→ Records from a data source
Start of Block

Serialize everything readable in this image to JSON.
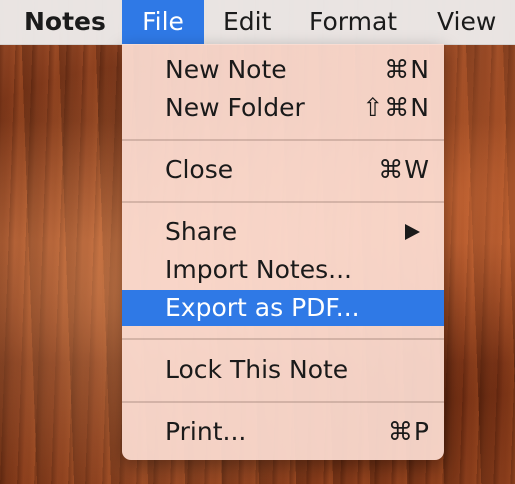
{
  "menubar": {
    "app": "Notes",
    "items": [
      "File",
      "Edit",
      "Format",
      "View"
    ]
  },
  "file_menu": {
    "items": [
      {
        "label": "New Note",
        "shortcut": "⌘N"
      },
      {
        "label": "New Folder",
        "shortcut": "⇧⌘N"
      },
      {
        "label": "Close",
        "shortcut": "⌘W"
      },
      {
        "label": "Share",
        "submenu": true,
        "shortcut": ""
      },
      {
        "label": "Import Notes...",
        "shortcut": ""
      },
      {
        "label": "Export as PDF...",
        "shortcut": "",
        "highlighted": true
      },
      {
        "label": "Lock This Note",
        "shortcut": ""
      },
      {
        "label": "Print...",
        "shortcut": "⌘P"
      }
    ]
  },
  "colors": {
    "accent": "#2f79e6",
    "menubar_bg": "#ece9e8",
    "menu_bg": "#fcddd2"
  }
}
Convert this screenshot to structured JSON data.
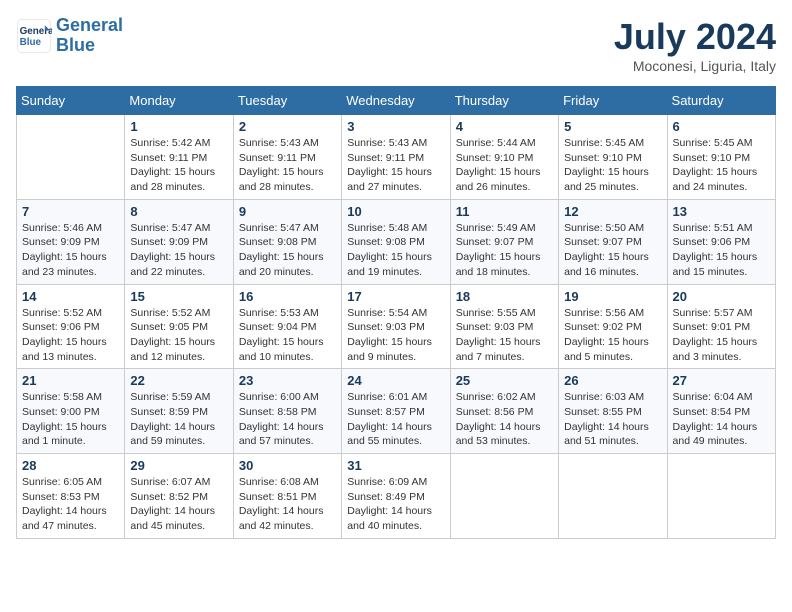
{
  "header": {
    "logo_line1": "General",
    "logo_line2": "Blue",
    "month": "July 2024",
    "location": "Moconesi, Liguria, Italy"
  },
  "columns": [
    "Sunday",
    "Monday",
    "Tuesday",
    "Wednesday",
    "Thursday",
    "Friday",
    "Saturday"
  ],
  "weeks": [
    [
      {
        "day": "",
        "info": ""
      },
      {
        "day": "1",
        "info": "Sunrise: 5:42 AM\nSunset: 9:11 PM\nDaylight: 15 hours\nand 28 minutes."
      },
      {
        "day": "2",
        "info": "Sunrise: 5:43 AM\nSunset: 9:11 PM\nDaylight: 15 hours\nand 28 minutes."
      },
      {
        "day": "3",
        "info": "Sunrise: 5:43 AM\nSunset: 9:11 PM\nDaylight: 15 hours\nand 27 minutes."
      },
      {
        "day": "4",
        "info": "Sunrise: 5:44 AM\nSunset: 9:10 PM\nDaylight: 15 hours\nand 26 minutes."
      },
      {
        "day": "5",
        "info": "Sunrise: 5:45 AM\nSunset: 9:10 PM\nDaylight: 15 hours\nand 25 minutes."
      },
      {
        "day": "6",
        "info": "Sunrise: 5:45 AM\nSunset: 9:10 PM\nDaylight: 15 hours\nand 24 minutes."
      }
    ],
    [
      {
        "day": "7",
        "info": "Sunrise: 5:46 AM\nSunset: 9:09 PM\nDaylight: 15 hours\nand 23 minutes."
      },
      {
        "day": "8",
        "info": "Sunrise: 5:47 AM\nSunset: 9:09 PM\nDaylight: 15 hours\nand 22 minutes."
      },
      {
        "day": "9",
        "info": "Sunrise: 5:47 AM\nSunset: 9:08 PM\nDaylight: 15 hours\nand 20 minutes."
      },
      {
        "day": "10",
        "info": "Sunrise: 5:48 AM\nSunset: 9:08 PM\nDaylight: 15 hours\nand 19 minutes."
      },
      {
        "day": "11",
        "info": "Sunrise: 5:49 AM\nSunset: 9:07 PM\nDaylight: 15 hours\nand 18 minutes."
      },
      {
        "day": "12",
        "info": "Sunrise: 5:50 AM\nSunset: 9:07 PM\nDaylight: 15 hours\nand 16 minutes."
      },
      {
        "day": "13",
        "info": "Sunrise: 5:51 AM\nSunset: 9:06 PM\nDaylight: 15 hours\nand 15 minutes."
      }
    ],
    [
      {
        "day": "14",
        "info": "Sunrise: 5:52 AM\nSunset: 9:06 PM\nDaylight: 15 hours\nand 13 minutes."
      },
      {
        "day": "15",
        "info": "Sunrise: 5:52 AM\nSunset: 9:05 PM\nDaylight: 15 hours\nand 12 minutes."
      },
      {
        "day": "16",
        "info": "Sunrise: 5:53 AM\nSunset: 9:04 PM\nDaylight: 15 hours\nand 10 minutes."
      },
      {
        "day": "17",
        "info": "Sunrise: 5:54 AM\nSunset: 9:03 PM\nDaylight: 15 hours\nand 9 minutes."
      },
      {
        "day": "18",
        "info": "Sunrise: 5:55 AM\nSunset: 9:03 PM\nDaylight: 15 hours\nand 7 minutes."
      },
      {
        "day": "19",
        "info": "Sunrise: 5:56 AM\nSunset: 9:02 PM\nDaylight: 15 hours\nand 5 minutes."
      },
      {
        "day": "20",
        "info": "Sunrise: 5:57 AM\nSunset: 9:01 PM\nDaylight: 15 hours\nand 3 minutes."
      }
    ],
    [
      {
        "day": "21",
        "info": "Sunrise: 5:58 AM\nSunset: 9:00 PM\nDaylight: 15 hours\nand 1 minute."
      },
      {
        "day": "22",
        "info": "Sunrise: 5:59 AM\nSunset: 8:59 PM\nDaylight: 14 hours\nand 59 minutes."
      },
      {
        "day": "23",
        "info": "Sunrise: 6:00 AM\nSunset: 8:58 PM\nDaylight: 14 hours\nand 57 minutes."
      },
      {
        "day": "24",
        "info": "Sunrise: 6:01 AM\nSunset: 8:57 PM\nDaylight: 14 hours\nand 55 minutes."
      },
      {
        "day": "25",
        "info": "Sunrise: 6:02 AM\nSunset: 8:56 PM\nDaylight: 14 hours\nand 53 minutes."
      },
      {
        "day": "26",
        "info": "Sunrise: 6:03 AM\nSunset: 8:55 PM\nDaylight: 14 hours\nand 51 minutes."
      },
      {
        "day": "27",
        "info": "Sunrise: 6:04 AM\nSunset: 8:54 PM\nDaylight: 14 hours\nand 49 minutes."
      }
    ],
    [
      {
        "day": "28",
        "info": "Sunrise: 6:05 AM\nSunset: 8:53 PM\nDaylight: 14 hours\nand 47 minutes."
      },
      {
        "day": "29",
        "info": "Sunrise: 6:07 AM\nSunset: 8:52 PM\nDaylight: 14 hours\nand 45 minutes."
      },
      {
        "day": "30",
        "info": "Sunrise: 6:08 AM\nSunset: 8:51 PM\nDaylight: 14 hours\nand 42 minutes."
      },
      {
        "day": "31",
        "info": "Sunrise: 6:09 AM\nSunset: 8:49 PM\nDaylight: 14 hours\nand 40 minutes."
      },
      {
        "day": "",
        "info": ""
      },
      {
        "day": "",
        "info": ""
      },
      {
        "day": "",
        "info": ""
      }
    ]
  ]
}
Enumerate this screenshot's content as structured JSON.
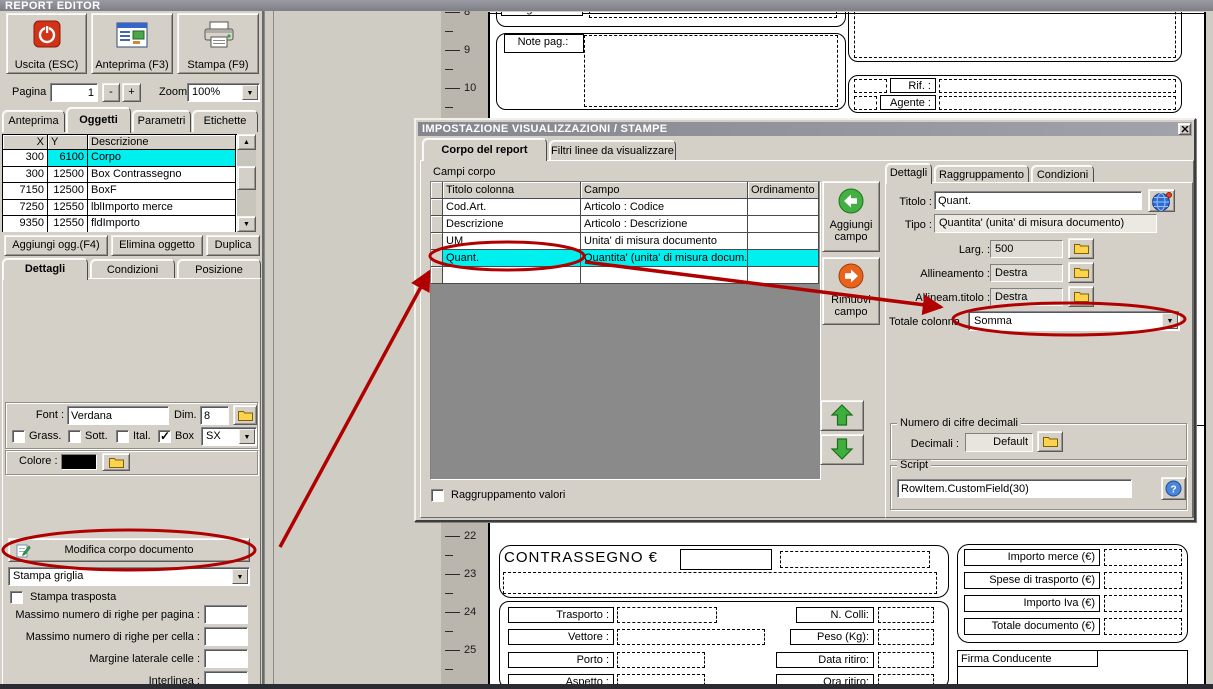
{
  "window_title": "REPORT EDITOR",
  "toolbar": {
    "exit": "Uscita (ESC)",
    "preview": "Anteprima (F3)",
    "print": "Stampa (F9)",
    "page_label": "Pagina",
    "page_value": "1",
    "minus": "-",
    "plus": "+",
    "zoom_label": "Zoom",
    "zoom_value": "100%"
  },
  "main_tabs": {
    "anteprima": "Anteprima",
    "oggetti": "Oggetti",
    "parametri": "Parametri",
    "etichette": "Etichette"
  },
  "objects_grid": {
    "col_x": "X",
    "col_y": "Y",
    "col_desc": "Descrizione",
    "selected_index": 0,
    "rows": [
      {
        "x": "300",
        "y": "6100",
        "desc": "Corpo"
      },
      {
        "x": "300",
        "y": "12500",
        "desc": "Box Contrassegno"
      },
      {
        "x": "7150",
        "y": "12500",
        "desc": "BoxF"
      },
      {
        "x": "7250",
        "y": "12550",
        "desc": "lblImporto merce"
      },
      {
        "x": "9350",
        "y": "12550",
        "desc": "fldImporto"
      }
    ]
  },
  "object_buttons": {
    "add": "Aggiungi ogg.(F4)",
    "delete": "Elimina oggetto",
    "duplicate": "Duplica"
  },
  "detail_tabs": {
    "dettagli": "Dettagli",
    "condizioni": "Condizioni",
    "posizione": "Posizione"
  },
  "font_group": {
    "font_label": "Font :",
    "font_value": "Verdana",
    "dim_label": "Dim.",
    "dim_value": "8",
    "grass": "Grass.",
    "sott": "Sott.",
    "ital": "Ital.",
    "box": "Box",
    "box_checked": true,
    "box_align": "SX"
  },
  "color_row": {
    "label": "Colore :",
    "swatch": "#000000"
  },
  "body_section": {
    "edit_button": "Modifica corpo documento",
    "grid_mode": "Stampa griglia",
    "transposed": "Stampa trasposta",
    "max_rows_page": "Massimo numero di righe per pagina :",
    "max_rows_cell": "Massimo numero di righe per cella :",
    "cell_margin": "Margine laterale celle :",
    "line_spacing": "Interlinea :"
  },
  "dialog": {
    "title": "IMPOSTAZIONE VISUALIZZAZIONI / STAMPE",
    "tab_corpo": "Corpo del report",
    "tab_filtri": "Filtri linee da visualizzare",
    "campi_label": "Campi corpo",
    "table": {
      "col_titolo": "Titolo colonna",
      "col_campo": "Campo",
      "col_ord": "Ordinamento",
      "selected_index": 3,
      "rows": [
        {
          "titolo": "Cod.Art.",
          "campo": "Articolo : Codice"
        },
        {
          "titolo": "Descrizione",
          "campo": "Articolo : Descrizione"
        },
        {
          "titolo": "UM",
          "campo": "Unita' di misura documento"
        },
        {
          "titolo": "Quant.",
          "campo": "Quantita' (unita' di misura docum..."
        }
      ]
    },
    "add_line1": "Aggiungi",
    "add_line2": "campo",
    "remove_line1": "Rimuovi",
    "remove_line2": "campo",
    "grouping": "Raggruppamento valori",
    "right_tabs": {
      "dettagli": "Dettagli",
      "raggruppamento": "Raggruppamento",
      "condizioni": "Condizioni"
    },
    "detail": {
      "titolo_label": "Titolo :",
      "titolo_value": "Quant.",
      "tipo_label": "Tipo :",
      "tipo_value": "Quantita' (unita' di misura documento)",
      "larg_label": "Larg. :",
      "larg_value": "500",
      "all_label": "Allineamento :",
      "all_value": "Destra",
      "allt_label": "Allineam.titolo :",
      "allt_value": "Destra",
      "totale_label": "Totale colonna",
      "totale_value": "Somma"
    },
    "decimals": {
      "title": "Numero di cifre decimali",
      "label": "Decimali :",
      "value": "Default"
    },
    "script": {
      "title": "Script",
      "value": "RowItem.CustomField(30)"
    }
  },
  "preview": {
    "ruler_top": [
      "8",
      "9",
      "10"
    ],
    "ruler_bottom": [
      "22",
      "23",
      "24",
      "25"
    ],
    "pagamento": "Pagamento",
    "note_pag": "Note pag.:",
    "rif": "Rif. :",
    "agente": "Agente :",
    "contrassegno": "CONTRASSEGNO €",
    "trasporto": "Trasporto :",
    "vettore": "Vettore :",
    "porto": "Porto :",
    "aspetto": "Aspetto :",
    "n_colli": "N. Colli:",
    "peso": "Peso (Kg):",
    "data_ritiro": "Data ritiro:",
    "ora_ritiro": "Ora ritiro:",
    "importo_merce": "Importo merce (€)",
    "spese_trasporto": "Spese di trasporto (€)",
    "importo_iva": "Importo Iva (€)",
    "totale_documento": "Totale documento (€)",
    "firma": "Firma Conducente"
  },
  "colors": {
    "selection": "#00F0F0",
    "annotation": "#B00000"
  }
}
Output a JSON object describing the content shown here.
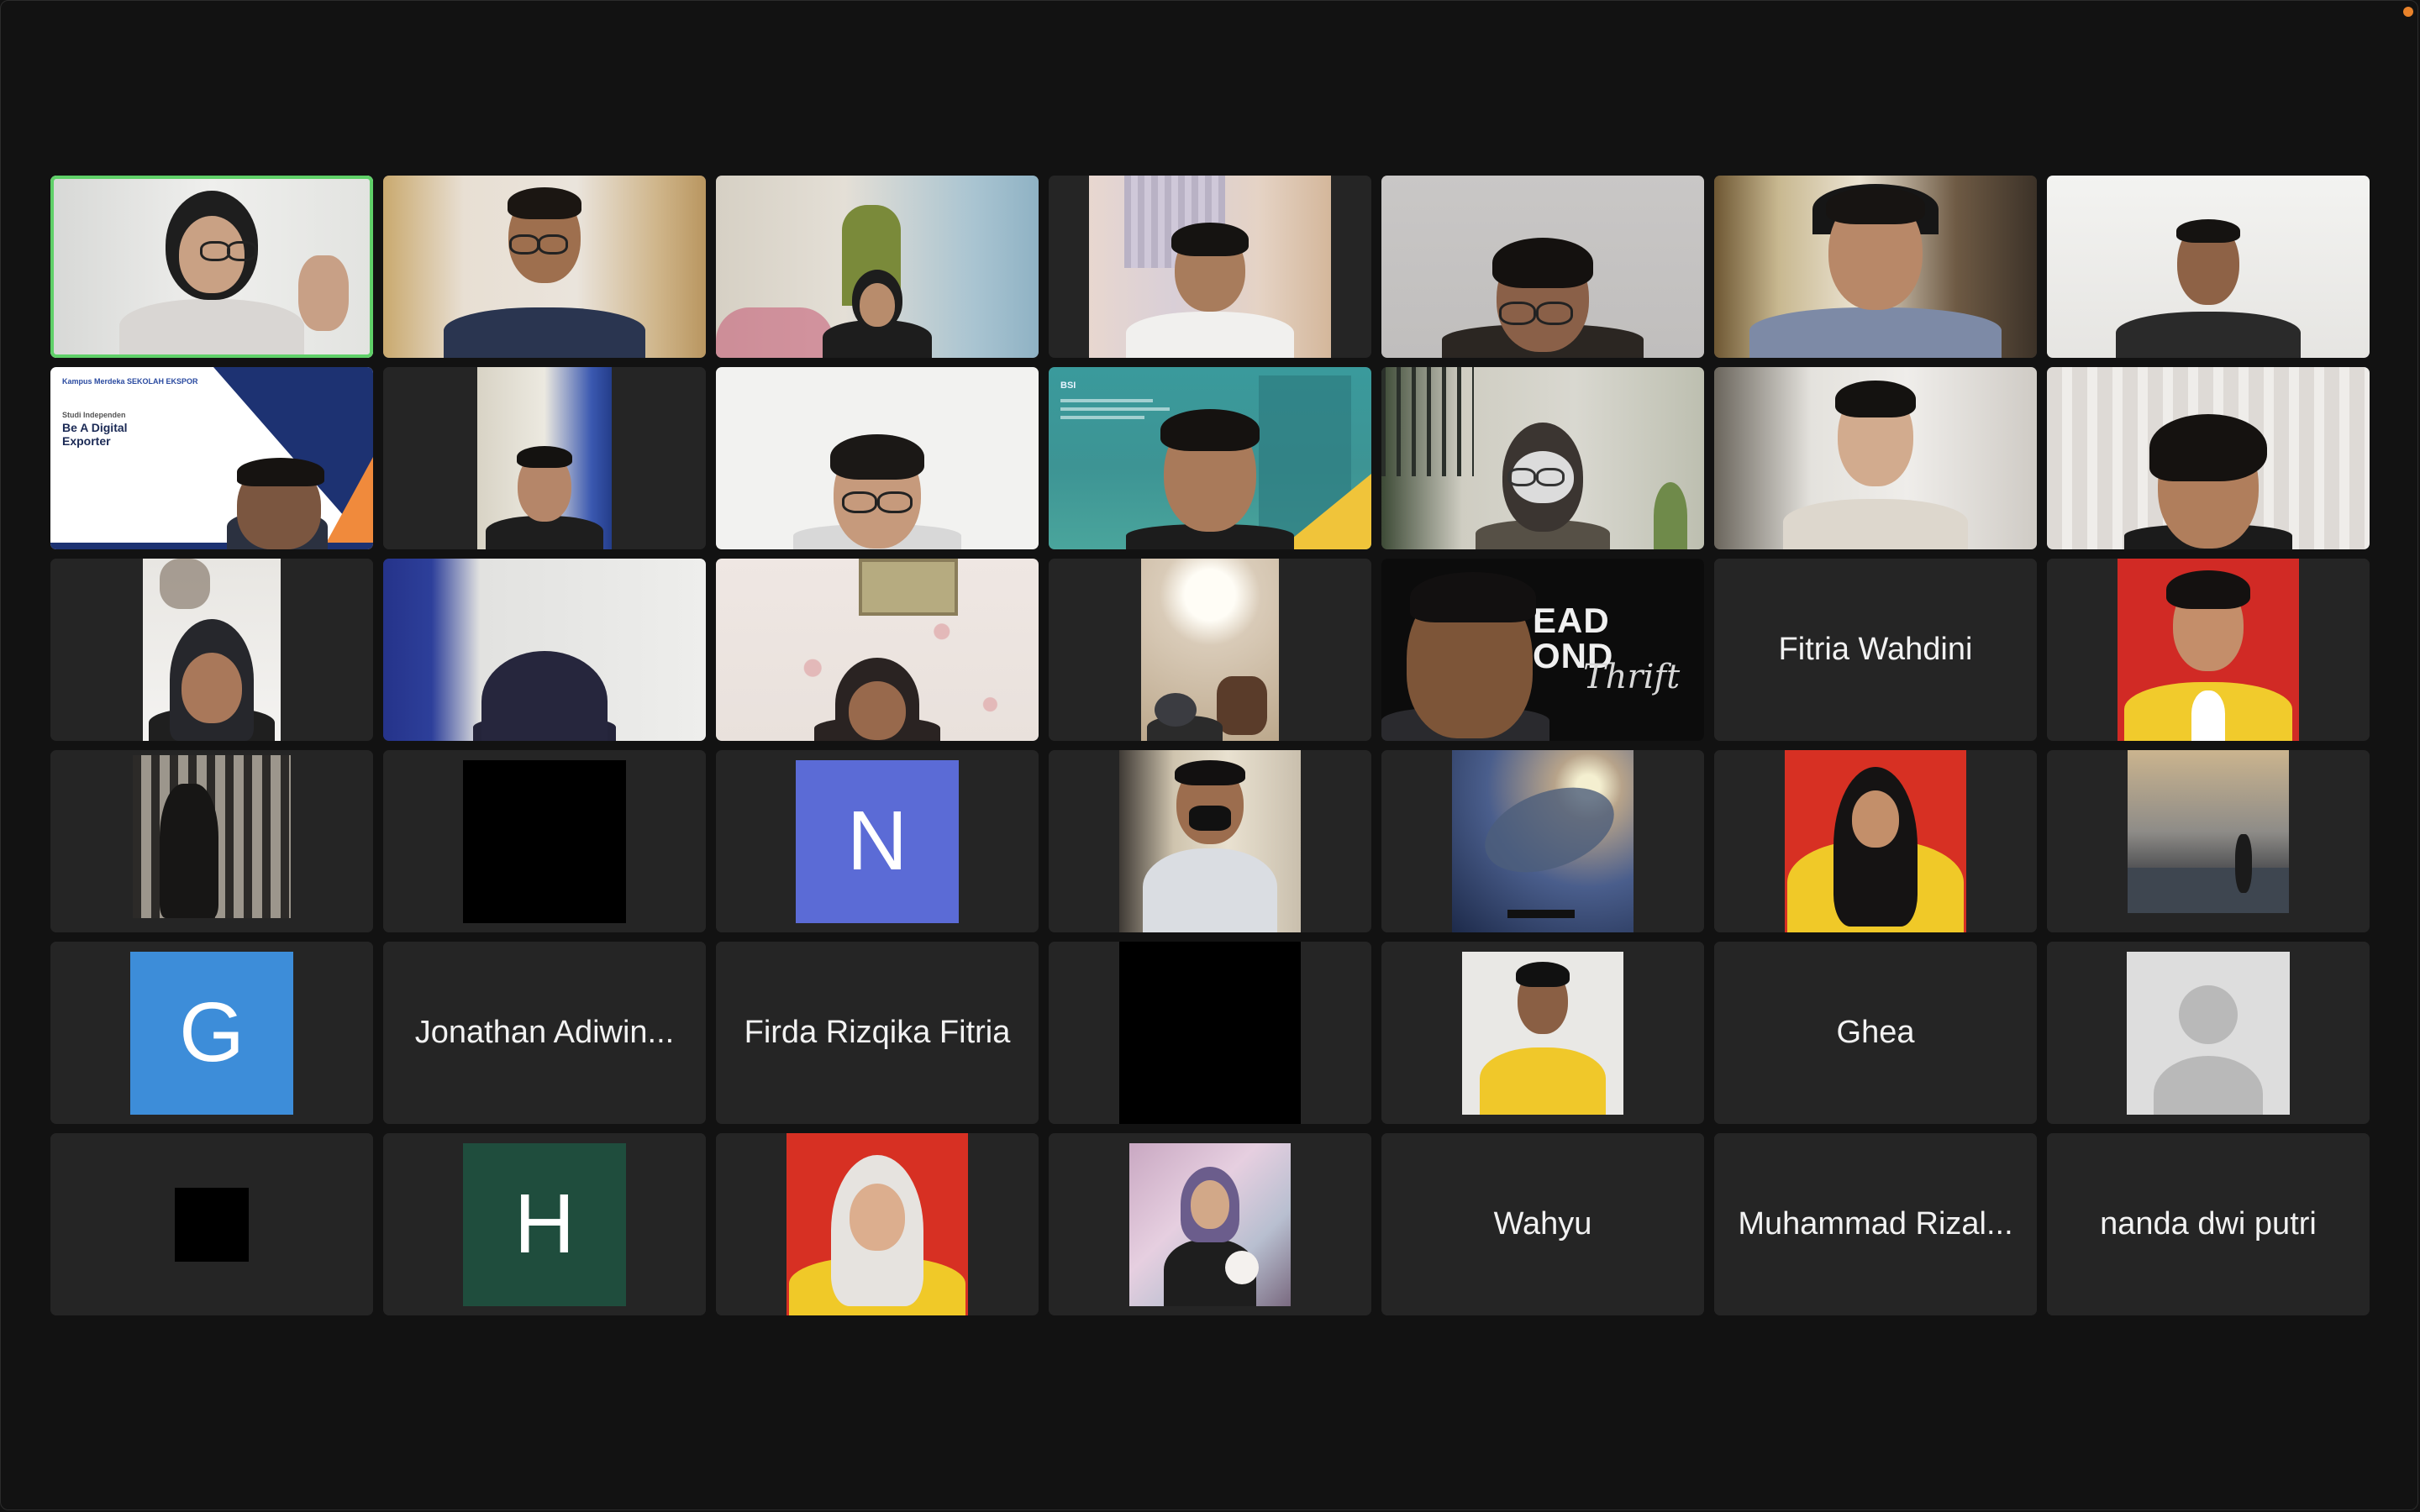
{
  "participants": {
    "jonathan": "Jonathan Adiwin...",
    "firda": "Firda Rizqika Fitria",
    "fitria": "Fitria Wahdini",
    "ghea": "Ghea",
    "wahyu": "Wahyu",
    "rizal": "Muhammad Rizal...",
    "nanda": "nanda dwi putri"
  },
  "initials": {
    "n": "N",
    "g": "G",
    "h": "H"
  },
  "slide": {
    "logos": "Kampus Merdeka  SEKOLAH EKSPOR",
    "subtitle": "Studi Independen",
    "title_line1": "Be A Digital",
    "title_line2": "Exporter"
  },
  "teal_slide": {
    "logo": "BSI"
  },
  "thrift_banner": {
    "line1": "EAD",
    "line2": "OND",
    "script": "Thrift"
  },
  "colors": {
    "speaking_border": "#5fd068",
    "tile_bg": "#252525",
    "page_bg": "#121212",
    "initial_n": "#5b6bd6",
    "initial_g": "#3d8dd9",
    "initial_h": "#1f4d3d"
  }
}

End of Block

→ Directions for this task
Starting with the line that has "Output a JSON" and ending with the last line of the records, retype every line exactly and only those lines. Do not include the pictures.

→ Exercise solution
Output a JSON object describing the content shown here.
{
  "participants": {
    "jonathan": "Jonathan Adiwin...",
    "firda": "Firda Rizqika Fitria",
    "fitria": "Fitria Wahdini",
    "ghea": "Ghea",
    "wahyu": "Wahyu",
    "rizal": "Muhammad Rizal...",
    "nanda": "nanda dwi putri"
  },
  "initials": {
    "n": "N",
    "g": "G",
    "h": "H"
  },
  "slide": {
    "logos": "Kampus Merdeka  SEKOLAH EKSPOR",
    "subtitle": "Studi Independen",
    "title_line1": "Be A Digital",
    "title_line2": "Exporter"
  },
  "teal_slide": {
    "logo": "BSI"
  },
  "thrift_banner": {
    "line1": "EAD",
    "line2": "OND",
    "script": "Thrift"
  },
  "colors": {
    "speaking_border": "#5fd068",
    "tile_bg": "#252525",
    "page_bg": "#121212",
    "initial_n": "#5b6bd6",
    "initial_g": "#3d8dd9",
    "initial_h": "#1f4d3d"
  }
}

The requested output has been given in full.